§ What is being asked:
Work through the data below and copy out every line where "JSON" is found.

Records to use below:

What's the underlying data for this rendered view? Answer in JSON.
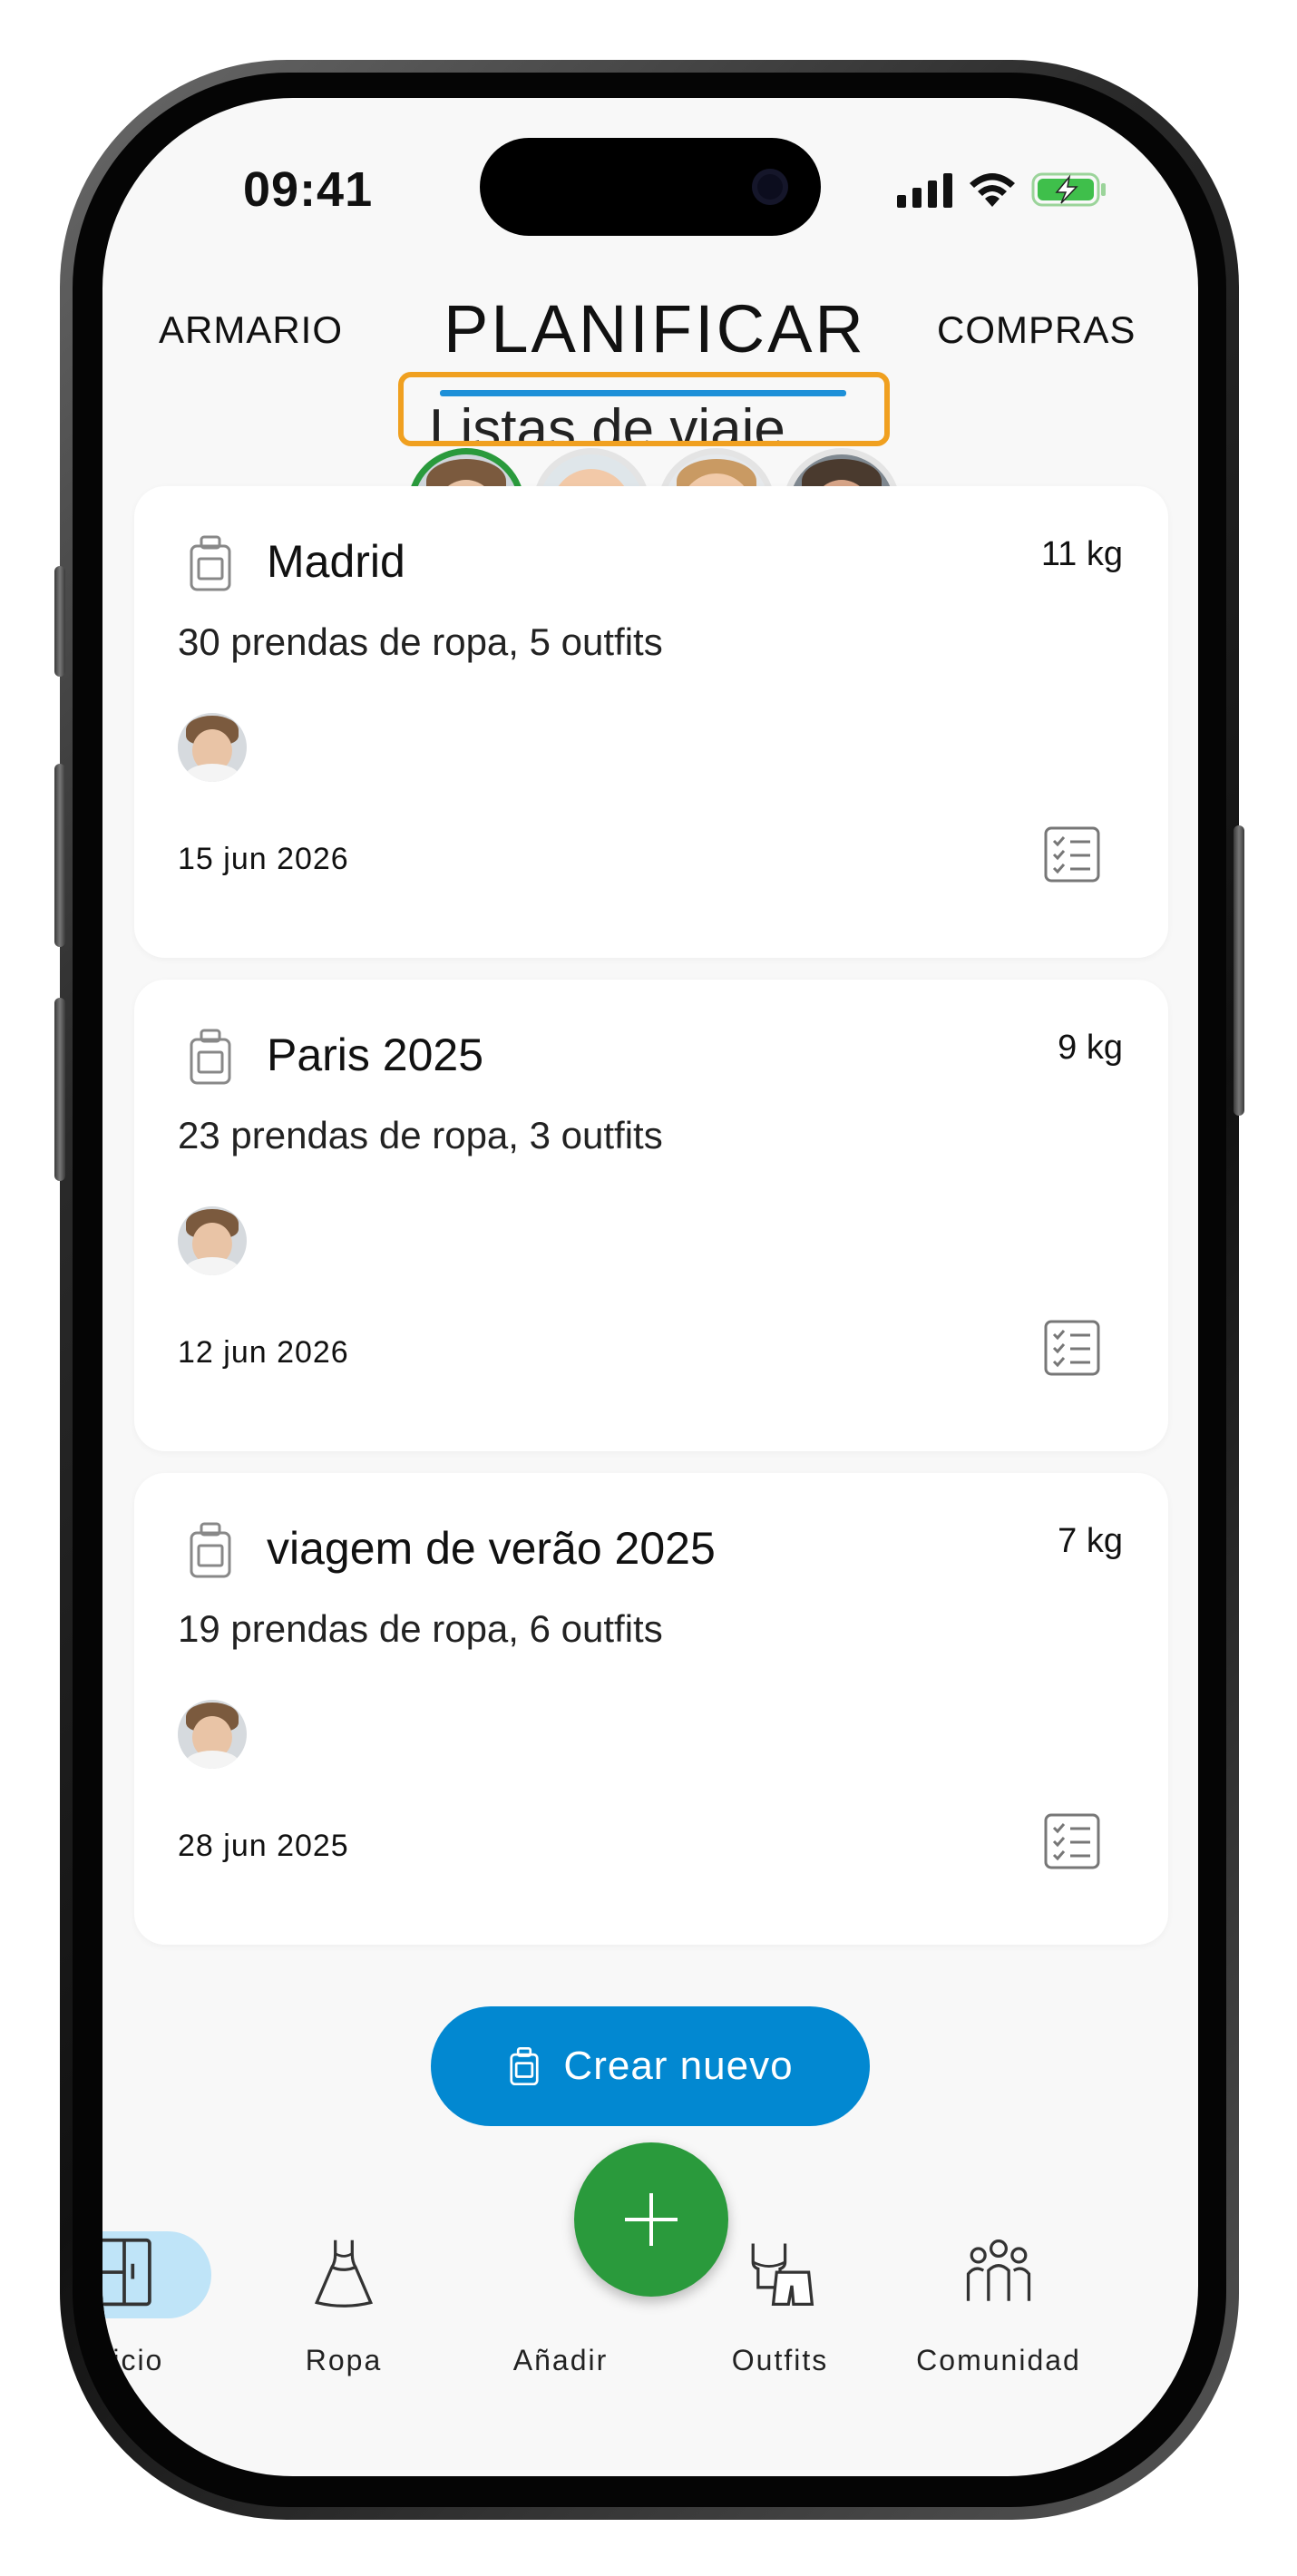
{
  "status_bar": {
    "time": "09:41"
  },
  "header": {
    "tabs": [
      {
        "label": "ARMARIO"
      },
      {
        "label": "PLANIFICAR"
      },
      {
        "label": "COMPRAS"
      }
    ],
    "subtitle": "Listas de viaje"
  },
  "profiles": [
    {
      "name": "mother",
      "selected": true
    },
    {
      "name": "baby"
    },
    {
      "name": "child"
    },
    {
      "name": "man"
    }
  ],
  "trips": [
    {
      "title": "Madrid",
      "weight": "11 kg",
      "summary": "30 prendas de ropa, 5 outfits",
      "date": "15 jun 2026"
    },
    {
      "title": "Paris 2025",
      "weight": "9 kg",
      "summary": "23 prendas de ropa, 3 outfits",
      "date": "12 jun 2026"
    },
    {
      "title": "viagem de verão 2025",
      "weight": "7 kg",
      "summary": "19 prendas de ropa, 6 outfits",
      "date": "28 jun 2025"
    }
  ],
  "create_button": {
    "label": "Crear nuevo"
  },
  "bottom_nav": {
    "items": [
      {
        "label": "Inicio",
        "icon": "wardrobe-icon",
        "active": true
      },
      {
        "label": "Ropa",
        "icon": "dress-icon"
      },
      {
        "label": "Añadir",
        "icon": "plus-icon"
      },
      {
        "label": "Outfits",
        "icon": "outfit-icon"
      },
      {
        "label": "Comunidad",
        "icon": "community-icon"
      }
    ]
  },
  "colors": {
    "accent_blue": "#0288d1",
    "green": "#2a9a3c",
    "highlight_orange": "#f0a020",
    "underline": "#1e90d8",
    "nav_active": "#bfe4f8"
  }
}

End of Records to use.
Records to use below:

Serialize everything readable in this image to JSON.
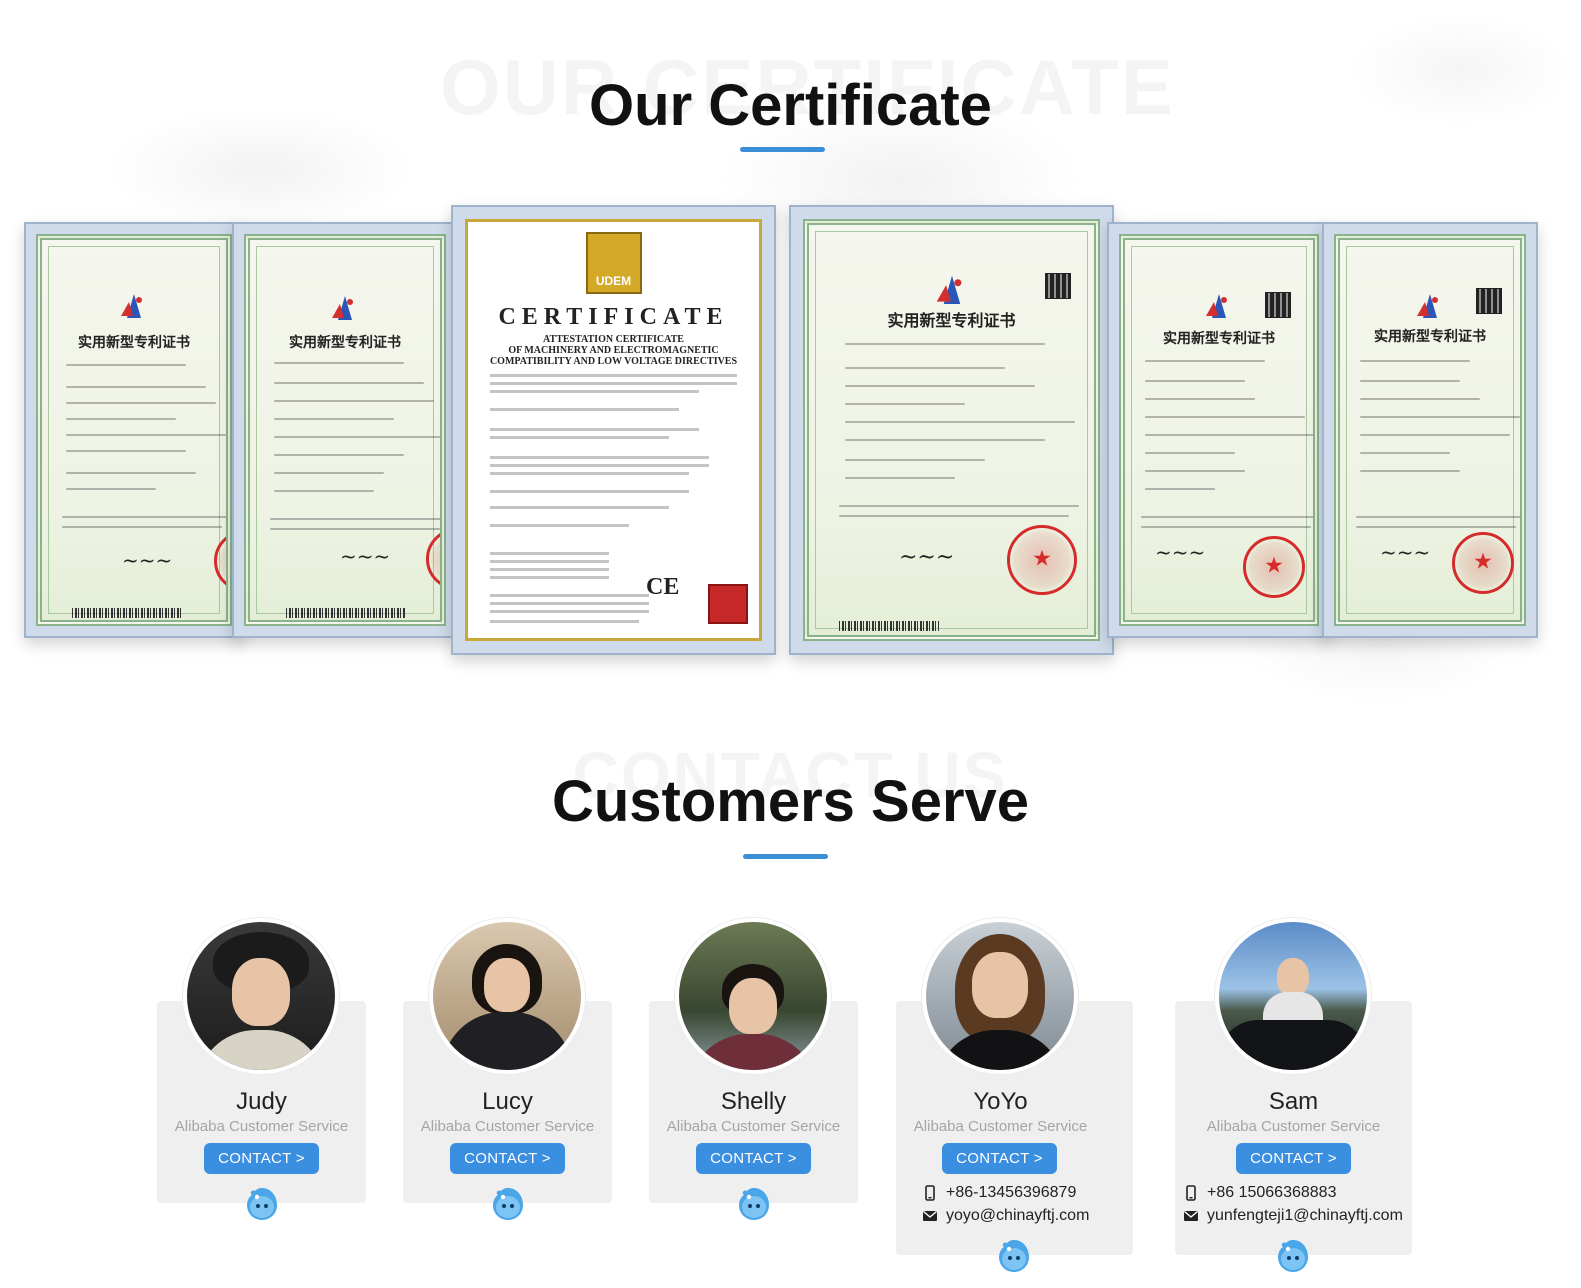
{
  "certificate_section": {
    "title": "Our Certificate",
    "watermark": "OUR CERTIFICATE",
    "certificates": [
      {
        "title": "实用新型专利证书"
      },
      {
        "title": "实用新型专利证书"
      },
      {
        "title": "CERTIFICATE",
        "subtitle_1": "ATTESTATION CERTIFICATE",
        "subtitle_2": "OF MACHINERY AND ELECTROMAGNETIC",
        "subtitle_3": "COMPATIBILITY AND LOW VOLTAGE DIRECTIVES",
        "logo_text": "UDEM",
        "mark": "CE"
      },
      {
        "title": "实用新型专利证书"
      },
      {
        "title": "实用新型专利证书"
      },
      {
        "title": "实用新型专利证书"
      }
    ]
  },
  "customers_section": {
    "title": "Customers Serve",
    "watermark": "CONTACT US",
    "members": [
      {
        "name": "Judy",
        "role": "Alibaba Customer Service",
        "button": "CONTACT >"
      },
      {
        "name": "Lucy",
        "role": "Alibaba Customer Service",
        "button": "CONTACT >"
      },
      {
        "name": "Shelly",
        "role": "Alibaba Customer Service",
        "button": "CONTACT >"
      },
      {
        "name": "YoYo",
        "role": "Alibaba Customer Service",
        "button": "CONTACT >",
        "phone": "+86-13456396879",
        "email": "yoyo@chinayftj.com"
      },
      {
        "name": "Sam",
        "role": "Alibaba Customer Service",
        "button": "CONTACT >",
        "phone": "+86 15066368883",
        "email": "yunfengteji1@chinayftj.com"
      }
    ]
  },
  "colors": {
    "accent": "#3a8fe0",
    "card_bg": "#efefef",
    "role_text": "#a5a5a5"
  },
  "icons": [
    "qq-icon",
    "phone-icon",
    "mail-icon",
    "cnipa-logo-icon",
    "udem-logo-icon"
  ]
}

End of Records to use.

§ Problem solution:
What's the underlying data for this rendered view? Answer in JSON.
Serialize everything readable in this image to JSON.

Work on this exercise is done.